If Novi works beyond the current pilot, Facebook could encourage its vast base of Facebook, Instagram and WhatsApp users to try Novi. But Facebook has a problem: It has long offered payments and free money-transfer services on the messenger previously run by Marcus. These services have a significant number of users. But they lack the appeal of apps like PayPal’s Venmo or Square’s Cash App.
Competition in the Cryptosphere
Just as merchants have different payment processing options, consumers have multiple ways to make transfers. Remittances have historically been expensive, but World Bank data shows that the cost of sending money out of the U.S. has steadily declined over the past decade.

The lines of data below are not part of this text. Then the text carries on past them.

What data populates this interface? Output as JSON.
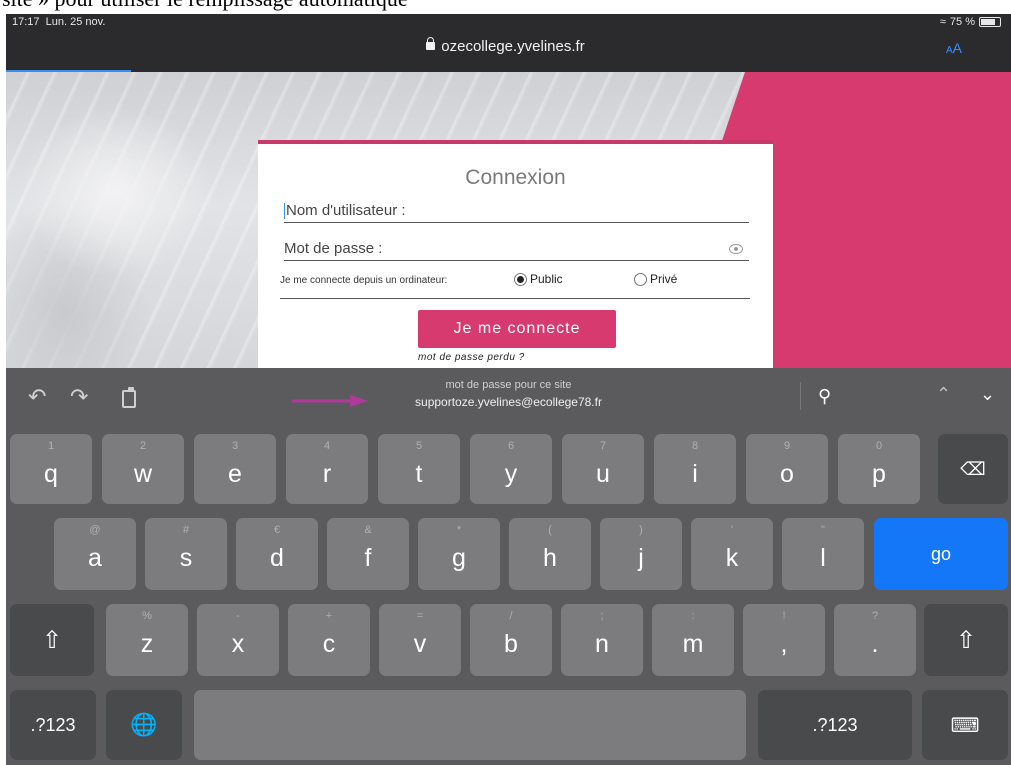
{
  "caption_text": "site » pour utiliser le remplissage automatique",
  "status": {
    "time": "17:17",
    "date": "Lun. 25 nov.",
    "battery": "75 %",
    "battery_level": 0.75
  },
  "browser": {
    "url": "ozecollege.yvelines.fr",
    "reader_button": "AA"
  },
  "login": {
    "title": "Connexion",
    "username_label": "Nom d'utilisateur :",
    "password_label": "Mot de passe :",
    "connect_from_label": "Je me connecte depuis un ordinateur:",
    "option_public": "Public",
    "option_private": "Privé",
    "selected_option": "Public",
    "submit_label": "Je me connecte",
    "forgot_label": "mot de passe perdu ?"
  },
  "keyboard": {
    "suggestion_title": "mot de passe pour ce site",
    "suggestion_value": "supportoze.yvelines@ecollege78.fr",
    "row1": [
      {
        "alt": "1",
        "key": "q"
      },
      {
        "alt": "2",
        "key": "w"
      },
      {
        "alt": "3",
        "key": "e"
      },
      {
        "alt": "4",
        "key": "r"
      },
      {
        "alt": "5",
        "key": "t"
      },
      {
        "alt": "6",
        "key": "y"
      },
      {
        "alt": "7",
        "key": "u"
      },
      {
        "alt": "8",
        "key": "i"
      },
      {
        "alt": "9",
        "key": "o"
      },
      {
        "alt": "0",
        "key": "p"
      }
    ],
    "row2": [
      {
        "alt": "@",
        "key": "a"
      },
      {
        "alt": "#",
        "key": "s"
      },
      {
        "alt": "€",
        "key": "d"
      },
      {
        "alt": "&",
        "key": "f"
      },
      {
        "alt": "*",
        "key": "g"
      },
      {
        "alt": "(",
        "key": "h"
      },
      {
        "alt": ")",
        "key": "j"
      },
      {
        "alt": "'",
        "key": "k"
      },
      {
        "alt": "\"",
        "key": "l"
      }
    ],
    "row3": [
      {
        "alt": "%",
        "key": "z"
      },
      {
        "alt": "-",
        "key": "x"
      },
      {
        "alt": "+",
        "key": "c"
      },
      {
        "alt": "=",
        "key": "v"
      },
      {
        "alt": "/",
        "key": "b"
      },
      {
        "alt": ";",
        "key": "n"
      },
      {
        "alt": ":",
        "key": "m"
      },
      {
        "alt": "!",
        "key": ","
      },
      {
        "alt": "?",
        "key": "."
      }
    ],
    "go_label": "go",
    "numbers_label": ".?123",
    "icons": {
      "undo": "undo-icon",
      "redo": "redo-icon",
      "paste": "paste-icon",
      "delete": "delete-icon",
      "shift": "shift-icon",
      "globe": "globe-icon",
      "hide_keyboard": "keyboard-hide-icon",
      "key": "key-icon"
    }
  },
  "colors": {
    "accent_pink": "#d63a6f",
    "go_blue": "#1477f8",
    "link_blue": "#3b8cff"
  }
}
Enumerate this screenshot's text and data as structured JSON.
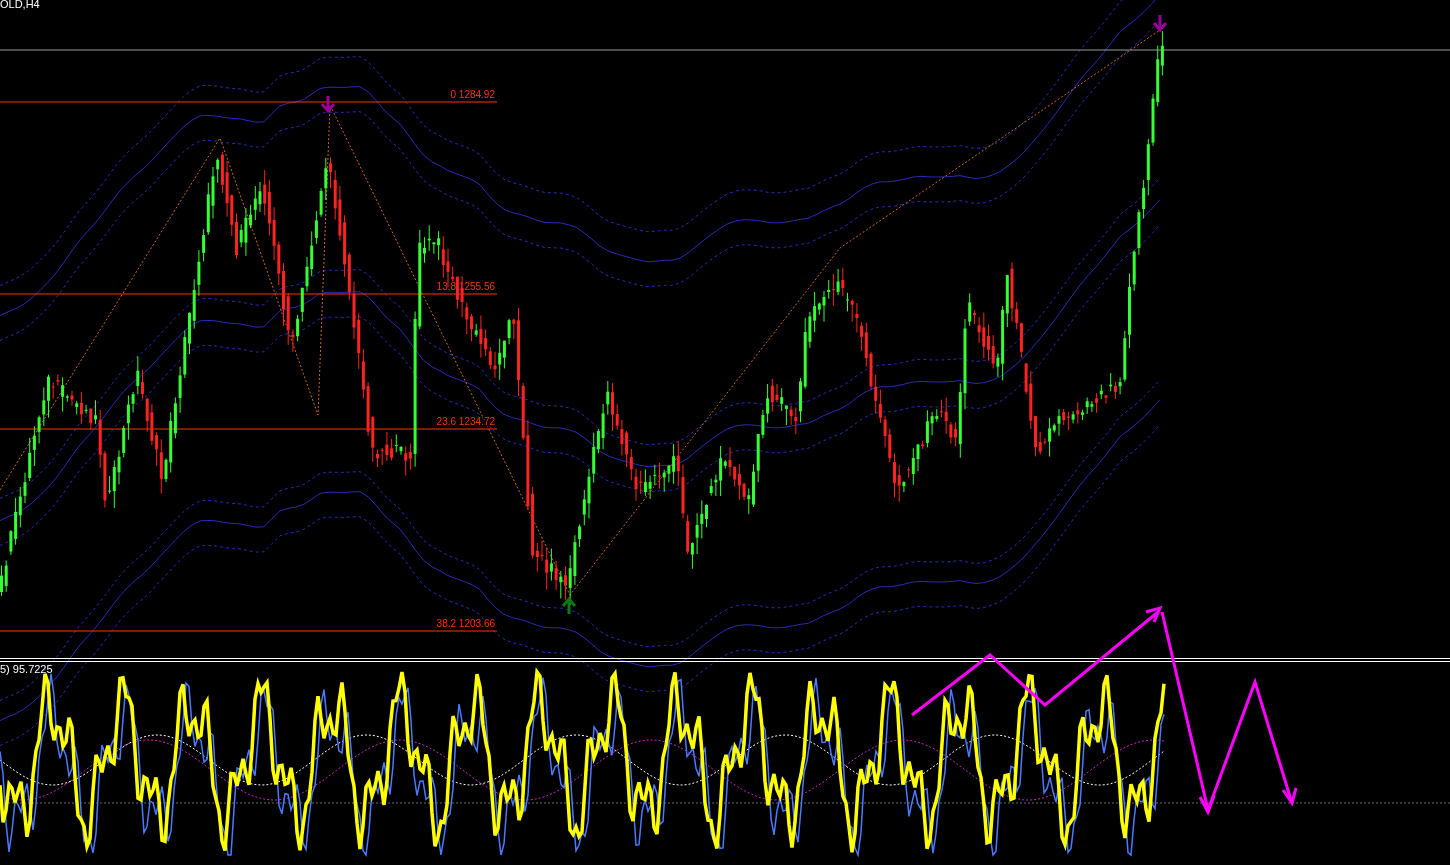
{
  "chart": {
    "symbol_label": "OLD,H4",
    "fib_levels": [
      {
        "label": "0 1284.92"
      },
      {
        "label": "13.8 1255.56"
      },
      {
        "label": "23.6 1234.72"
      },
      {
        "label": "38.2 1203.66"
      }
    ]
  },
  "indicator": {
    "label": "5) 95.7225"
  }
}
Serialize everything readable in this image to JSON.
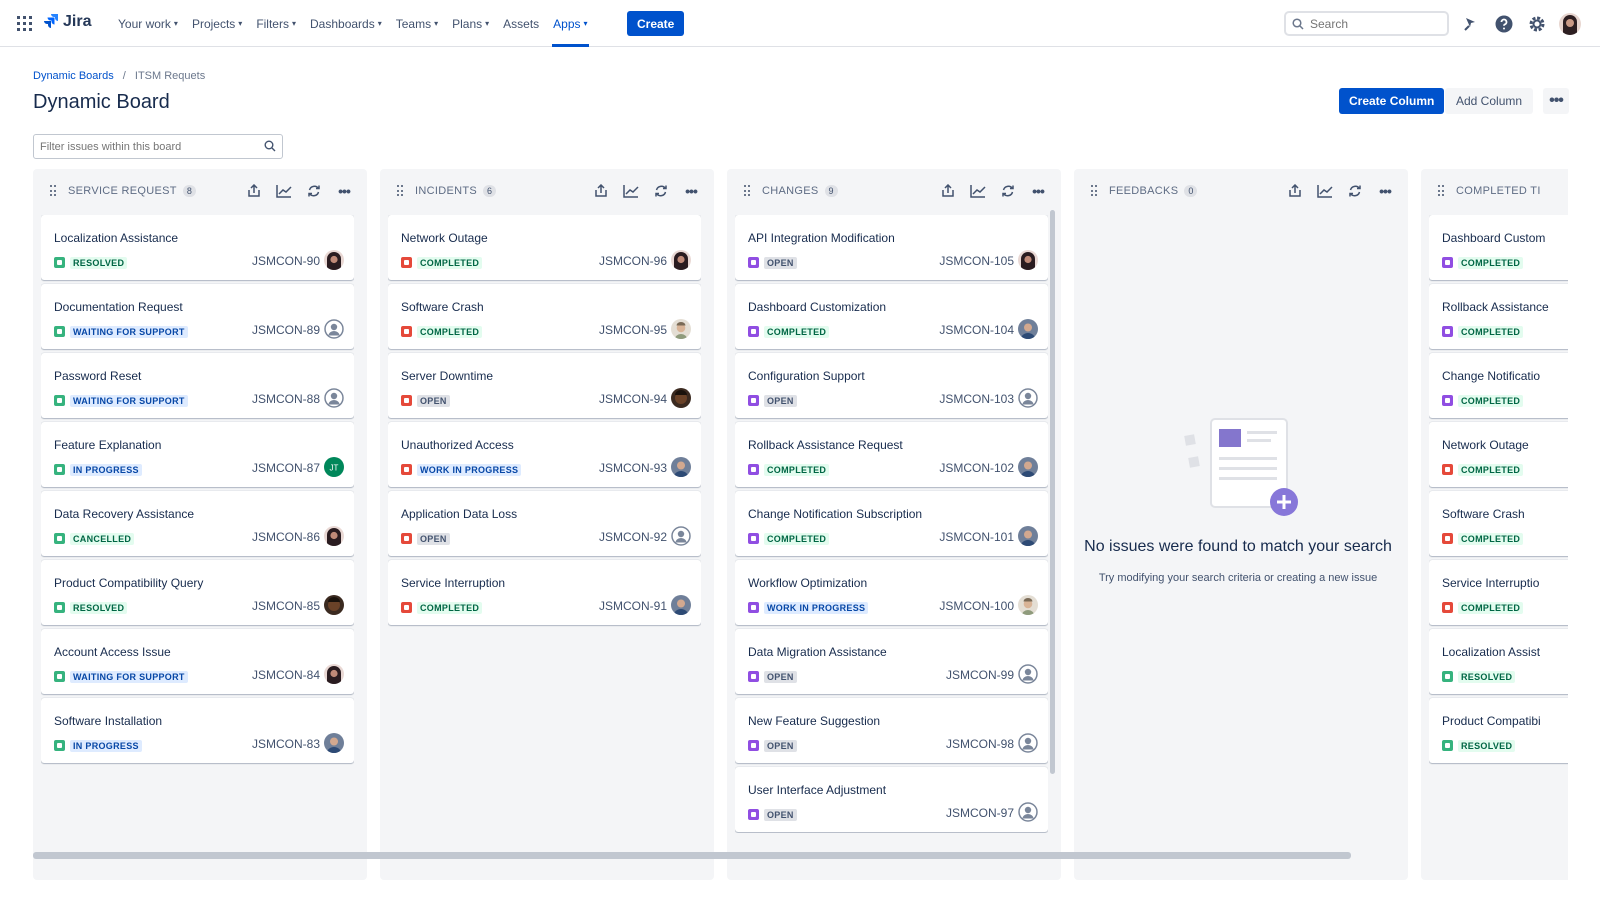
{
  "nav": {
    "logo_text": "Jira",
    "items": [
      {
        "label": "Your work",
        "chevron": true
      },
      {
        "label": "Projects",
        "chevron": true
      },
      {
        "label": "Filters",
        "chevron": true
      },
      {
        "label": "Dashboards",
        "chevron": true
      },
      {
        "label": "Teams",
        "chevron": true
      },
      {
        "label": "Plans",
        "chevron": true
      },
      {
        "label": "Assets",
        "chevron": false
      },
      {
        "label": "Apps",
        "chevron": true,
        "active": true
      }
    ],
    "create_label": "Create",
    "search_placeholder": "Search"
  },
  "breadcrumb": {
    "parent": "Dynamic Boards",
    "separator": "/",
    "current": "ITSM Requets"
  },
  "page_title": "Dynamic Board",
  "actions": {
    "create_column": "Create Column",
    "add_column": "Add Column",
    "more": "•••"
  },
  "filter_placeholder": "Filter issues within this board",
  "colors": {
    "accent": "#0052cc",
    "service": "#36b37e",
    "incident": "#e5493a",
    "change": "#904ee2"
  },
  "columns": [
    {
      "title": "SERVICE REQUEST",
      "count": "8",
      "type_color": "#36b37e",
      "cards": [
        {
          "title": "Localization Assistance",
          "status": "RESOLVED",
          "status_style": "green",
          "key": "JSMCON-90",
          "avatar": "woman-dark"
        },
        {
          "title": "Documentation Request",
          "status": "WAITING FOR SUPPORT",
          "status_style": "blue",
          "key": "JSMCON-89",
          "avatar": "default"
        },
        {
          "title": "Password Reset",
          "status": "WAITING FOR SUPPORT",
          "status_style": "blue",
          "key": "JSMCON-88",
          "avatar": "default"
        },
        {
          "title": "Feature Explanation",
          "status": "IN PROGRESS",
          "status_style": "blue",
          "key": "JSMCON-87",
          "avatar": "initials",
          "initials": "JT"
        },
        {
          "title": "Data Recovery Assistance",
          "status": "CANCELLED",
          "status_style": "green",
          "key": "JSMCON-86",
          "avatar": "woman-dark"
        },
        {
          "title": "Product Compatibility Query",
          "status": "RESOLVED",
          "status_style": "green",
          "key": "JSMCON-85",
          "avatar": "man-brown"
        },
        {
          "title": "Account Access Issue",
          "status": "WAITING FOR SUPPORT",
          "status_style": "blue",
          "key": "JSMCON-84",
          "avatar": "woman-dark"
        },
        {
          "title": "Software Installation",
          "status": "IN PROGRESS",
          "status_style": "blue",
          "key": "JSMCON-83",
          "avatar": "man-blue"
        }
      ]
    },
    {
      "title": "INCIDENTS",
      "count": "6",
      "type_color": "#e5493a",
      "cards": [
        {
          "title": "Network Outage",
          "status": "COMPLETED",
          "status_style": "green",
          "key": "JSMCON-96",
          "avatar": "woman-dark"
        },
        {
          "title": "Software Crash",
          "status": "COMPLETED",
          "status_style": "green",
          "key": "JSMCON-95",
          "avatar": "man-light"
        },
        {
          "title": "Server Downtime",
          "status": "OPEN",
          "status_style": "grey",
          "key": "JSMCON-94",
          "avatar": "man-brown"
        },
        {
          "title": "Unauthorized Access",
          "status": "WORK IN PROGRESS",
          "status_style": "blue",
          "key": "JSMCON-93",
          "avatar": "man-blue"
        },
        {
          "title": "Application Data Loss",
          "status": "OPEN",
          "status_style": "grey",
          "key": "JSMCON-92",
          "avatar": "default"
        },
        {
          "title": "Service Interruption",
          "status": "COMPLETED",
          "status_style": "green",
          "key": "JSMCON-91",
          "avatar": "man-blue"
        }
      ]
    },
    {
      "title": "CHANGES",
      "count": "9",
      "type_color": "#904ee2",
      "cards": [
        {
          "title": "API Integration Modification",
          "status": "OPEN",
          "status_style": "grey",
          "key": "JSMCON-105",
          "avatar": "woman-dark"
        },
        {
          "title": "Dashboard Customization",
          "status": "COMPLETED",
          "status_style": "green",
          "key": "JSMCON-104",
          "avatar": "man-blue"
        },
        {
          "title": "Configuration Support",
          "status": "OPEN",
          "status_style": "grey",
          "key": "JSMCON-103",
          "avatar": "default"
        },
        {
          "title": "Rollback Assistance Request",
          "status": "COMPLETED",
          "status_style": "green",
          "key": "JSMCON-102",
          "avatar": "man-blue"
        },
        {
          "title": "Change Notification Subscription",
          "status": "COMPLETED",
          "status_style": "green",
          "key": "JSMCON-101",
          "avatar": "man-blue"
        },
        {
          "title": "Workflow Optimization",
          "status": "WORK IN PROGRESS",
          "status_style": "blue",
          "key": "JSMCON-100",
          "avatar": "man-light"
        },
        {
          "title": "Data Migration Assistance",
          "status": "OPEN",
          "status_style": "grey",
          "key": "JSMCON-99",
          "avatar": "default"
        },
        {
          "title": "New Feature Suggestion",
          "status": "OPEN",
          "status_style": "grey",
          "key": "JSMCON-98",
          "avatar": "default"
        },
        {
          "title": "User Interface Adjustment",
          "status": "OPEN",
          "status_style": "grey",
          "key": "JSMCON-97",
          "avatar": "default"
        }
      ]
    },
    {
      "title": "FEEDBACKS",
      "count": "0",
      "type_color": "#36b37e",
      "cards": [],
      "empty_title": "No issues were found to match your search",
      "empty_subtitle": "Try modifying your search criteria or creating a new issue"
    },
    {
      "title": "COMPLETED TI",
      "count": "",
      "type_color": "#904ee2",
      "cards": [
        {
          "title": "Dashboard Custom",
          "status": "COMPLETED",
          "status_style": "green",
          "type": "change"
        },
        {
          "title": "Rollback Assistance",
          "status": "COMPLETED",
          "status_style": "green",
          "type": "change"
        },
        {
          "title": "Change Notificatio",
          "status": "COMPLETED",
          "status_style": "green",
          "type": "change"
        },
        {
          "title": "Network Outage",
          "status": "COMPLETED",
          "status_style": "green",
          "type": "incident"
        },
        {
          "title": "Software Crash",
          "status": "COMPLETED",
          "status_style": "green",
          "type": "incident"
        },
        {
          "title": "Service Interruptio",
          "status": "COMPLETED",
          "status_style": "green",
          "type": "incident"
        },
        {
          "title": "Localization Assist",
          "status": "RESOLVED",
          "status_style": "green",
          "type": "service"
        },
        {
          "title": "Product Compatibi",
          "status": "RESOLVED",
          "status_style": "green",
          "type": "service"
        }
      ]
    }
  ]
}
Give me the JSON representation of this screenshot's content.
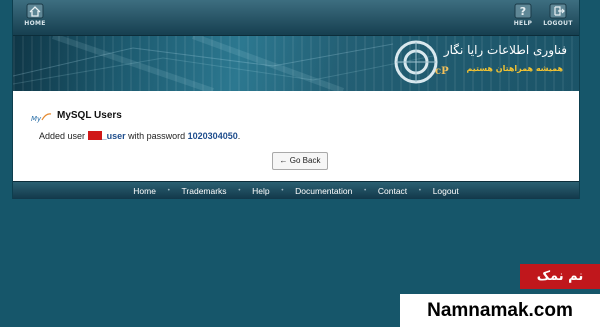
{
  "toolbar": {
    "home_label": "HOME",
    "help_label": "HELP",
    "logout_label": "LOGOUT"
  },
  "banner": {
    "title": "فناوری اطلاعات رایا نگار",
    "subtitle": "همیشه همراهتان هستیم",
    "logo_text": "cP"
  },
  "content": {
    "title": "MySQL Users",
    "message_prefix": "Added user",
    "username_suffix": "_user",
    "message_mid": "with password",
    "password": "1020304050",
    "message_end": ".",
    "go_back_label": "← Go Back"
  },
  "footer": {
    "links": [
      "Home",
      "Trademarks",
      "Help",
      "Documentation",
      "Contact",
      "Logout"
    ]
  },
  "watermark": {
    "persian": "نم نمک",
    "site": "Namnamak.com"
  },
  "colors": {
    "page_bg": "#16566a",
    "redaction": "#d01818",
    "banner_subtitle": "#f1c232",
    "watermark_red": "#c0171c"
  }
}
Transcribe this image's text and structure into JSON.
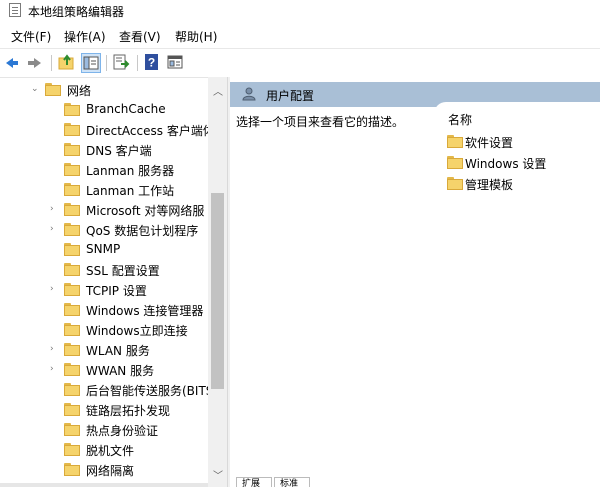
{
  "window": {
    "title": "本地组策略编辑器"
  },
  "menu": [
    "文件(F)",
    "操作(A)",
    "查看(V)",
    "帮助(H)"
  ],
  "toolbar": {
    "back_icon": "arrow-left-icon",
    "forward_icon": "arrow-right-icon",
    "up_icon": "folder-up-icon",
    "showhide_icon": "console-tree-icon",
    "export_icon": "export-list-icon",
    "help_icon": "help-icon",
    "view_icon": "properties-icon"
  },
  "tree": {
    "root": "网络",
    "items": [
      {
        "label": "BranchCache",
        "expandable": false
      },
      {
        "label": "DirectAccess 客户端体",
        "expandable": false
      },
      {
        "label": "DNS 客户端",
        "expandable": false
      },
      {
        "label": "Lanman 服务器",
        "expandable": false
      },
      {
        "label": "Lanman 工作站",
        "expandable": false
      },
      {
        "label": "Microsoft 对等网络服",
        "expandable": true
      },
      {
        "label": "QoS 数据包计划程序",
        "expandable": true
      },
      {
        "label": "SNMP",
        "expandable": false
      },
      {
        "label": "SSL 配置设置",
        "expandable": false
      },
      {
        "label": "TCPIP 设置",
        "expandable": true
      },
      {
        "label": "Windows 连接管理器",
        "expandable": false
      },
      {
        "label": "Windows立即连接",
        "expandable": false
      },
      {
        "label": "WLAN 服务",
        "expandable": true
      },
      {
        "label": "WWAN 服务",
        "expandable": true
      },
      {
        "label": "后台智能传送服务(BITS",
        "expandable": false
      },
      {
        "label": "链路层拓扑发现",
        "expandable": false
      },
      {
        "label": "热点身份验证",
        "expandable": false
      },
      {
        "label": "脱机文件",
        "expandable": false
      },
      {
        "label": "网络隔离",
        "expandable": false
      }
    ]
  },
  "right_pane": {
    "title": "用户配置",
    "description": "选择一个项目来查看它的描述。",
    "column": "名称",
    "items": [
      "软件设置",
      "Windows 设置",
      "管理模板"
    ]
  },
  "tabs": [
    "扩展",
    "标准"
  ],
  "colors": {
    "header": "#a9bfd6",
    "folder": "#f5d36b",
    "accent": "#2b78d4"
  }
}
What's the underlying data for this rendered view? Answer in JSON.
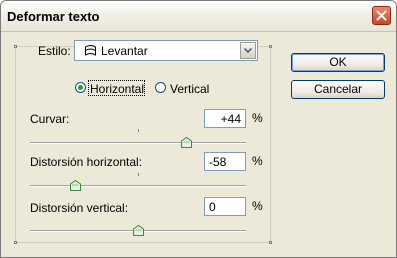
{
  "window": {
    "title": "Deformar texto"
  },
  "style_field": {
    "label": "Estilo:",
    "value": "Levantar",
    "icon": "warp-style-icon"
  },
  "orientation": {
    "options": [
      "Horizontal",
      "Vertical"
    ],
    "selected": "Horizontal"
  },
  "bend": {
    "label": "Curvar:",
    "value": "+44",
    "unit": "%",
    "level": 44
  },
  "horizontal_distortion": {
    "label": "Distorsión horizontal:",
    "value": "-58",
    "unit": "%",
    "level": -58
  },
  "vertical_distortion": {
    "label": "Distorsión vertical:",
    "value": "0",
    "unit": "%",
    "level": 0
  },
  "buttons": {
    "ok": "OK",
    "cancel": "Cancelar"
  },
  "colors": {
    "dialog_bg": "#ece9d8",
    "radio_selected": "#21a121",
    "close_button": "#c9482a",
    "button_border": "#003c74"
  }
}
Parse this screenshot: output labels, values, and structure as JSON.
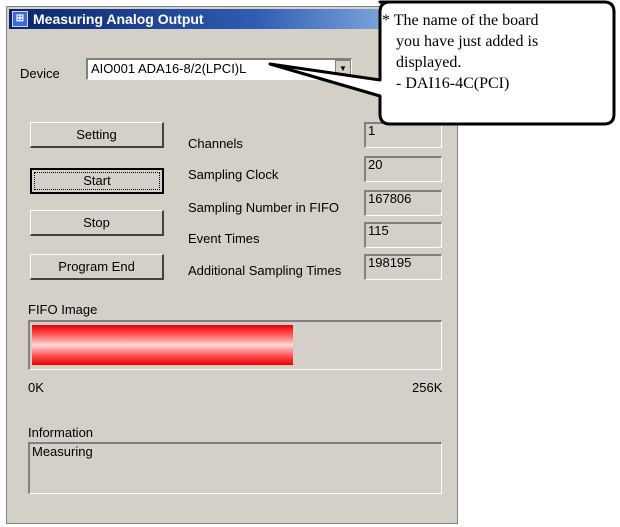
{
  "window": {
    "title": "Measuring Analog Output",
    "title_icon": "app-icon"
  },
  "device": {
    "label": "Device",
    "value": "AIO001 ADA16-8/2(LPCI)L"
  },
  "buttons": {
    "setting": "Setting",
    "start": "Start",
    "stop": "Stop",
    "program_end": "Program End"
  },
  "fields": {
    "channels": {
      "label": "Channels",
      "value": "1"
    },
    "sampling_clock": {
      "label": "Sampling Clock",
      "value": "20"
    },
    "sampling_number": {
      "label": "Sampling Number in FIFO",
      "value": "167806"
    },
    "event_times": {
      "label": "Event Times",
      "value": "115"
    },
    "additional_sampling": {
      "label": "Additional Sampling Times",
      "value": "198195"
    }
  },
  "fifo": {
    "label": "FIFO Image",
    "min": "0K",
    "max": "256K",
    "fill_fraction": 0.64,
    "fill_color": "#e80000"
  },
  "information": {
    "label": "Information",
    "value": "Measuring"
  },
  "callout": {
    "line1": "* The name of the board",
    "line2": "you have just added is",
    "line3": "displayed.",
    "line4": "- DAI16-4C(PCI)"
  }
}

There is no major cryptocurrency product for sending money overseas, at least in the U.S. That said, there are various payment options for consumers, many of which use crypto to reduce costs.
If people need a cryptocurrency wallet, there are offers from Coinbase and other companies that convert fiat to cryptocurrency and back and support a number of different coins and stackablecoins. Some of these wallets or other services are used to send remittances internationally. El Salvador’s neighbor Guatemala, for example, offers the Chivo wallet from cryptocurrency company Bitso, designed to transfer bitcoins to and from the United States. El Salvador has recognized bitcoin as a means of payment, in part to reduce remittance costs.
“There are many better ways to transfer money or cryptocurrency than Facebook – Coinbase, for example – so if I as a user know that Coinbase is custodian, I’m just going to use Coinbase,” says Melody Brew, principal analyst at Moor Insights & Strategy.